Abstract: Finding new approaches to overcome complex urban problems such as climate change has always been of interest to policymakers and academics. The changing dynamics of urban development result in the diversification of new practices during which experimentation is used to inform urban practice. Amongst these approaches, urban living labs (ULLs) have become a popular form of urban experimental innovation in many countries in the last decade. These ULLs respond to the increased complexity of future challenges calling for local solutions that acknowledge the local conditions—political, technical, and social. Even though a great deal of attention has been given to this form of urban innovation, there has been little consideration of the learning and innovation processes within ULLs. Based on a comparative case study of three innovation projects in a ULL in the city of Amsterdam, we analyse and discuss the claims of ULLs regarding innovation and the different orders of learning they foster. We argue that in the processes of experimentation within ULLs, combining mechanisms of learning and innovation is key to promoting the development of particular local solutions. However, since the learning processes are especially concerned within a particular ULL learning setting, there is a mismatch between the expectations of policymakers, industry, citizens, and knowledge institutes, as well as how the lessons learned can be useful for other contexts.
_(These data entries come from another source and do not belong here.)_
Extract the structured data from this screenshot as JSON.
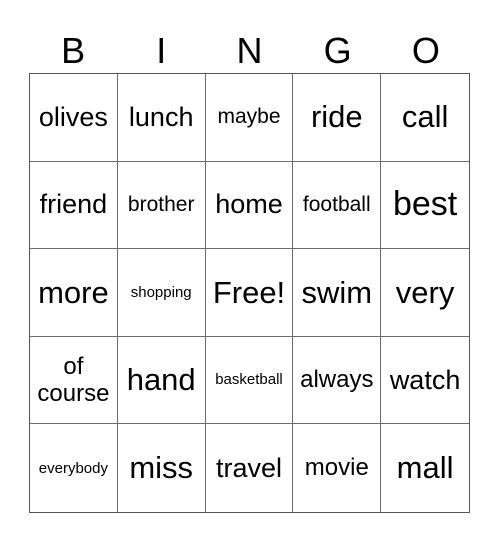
{
  "card": {
    "header": [
      "B",
      "I",
      "N",
      "G",
      "O"
    ],
    "rows": [
      [
        "olives",
        "lunch",
        "maybe",
        "ride",
        "call"
      ],
      [
        "friend",
        "brother",
        "home",
        "football",
        "best"
      ],
      [
        "more",
        "shopping",
        "Free!",
        "swim",
        "very"
      ],
      [
        "of course",
        "hand",
        "basketball",
        "always",
        "watch"
      ],
      [
        "everybody",
        "miss",
        "travel",
        "movie",
        "mall"
      ]
    ],
    "free_space": "Free!"
  }
}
Keywords: Amsterdam; future challenges; learning; local innovation; urban living labs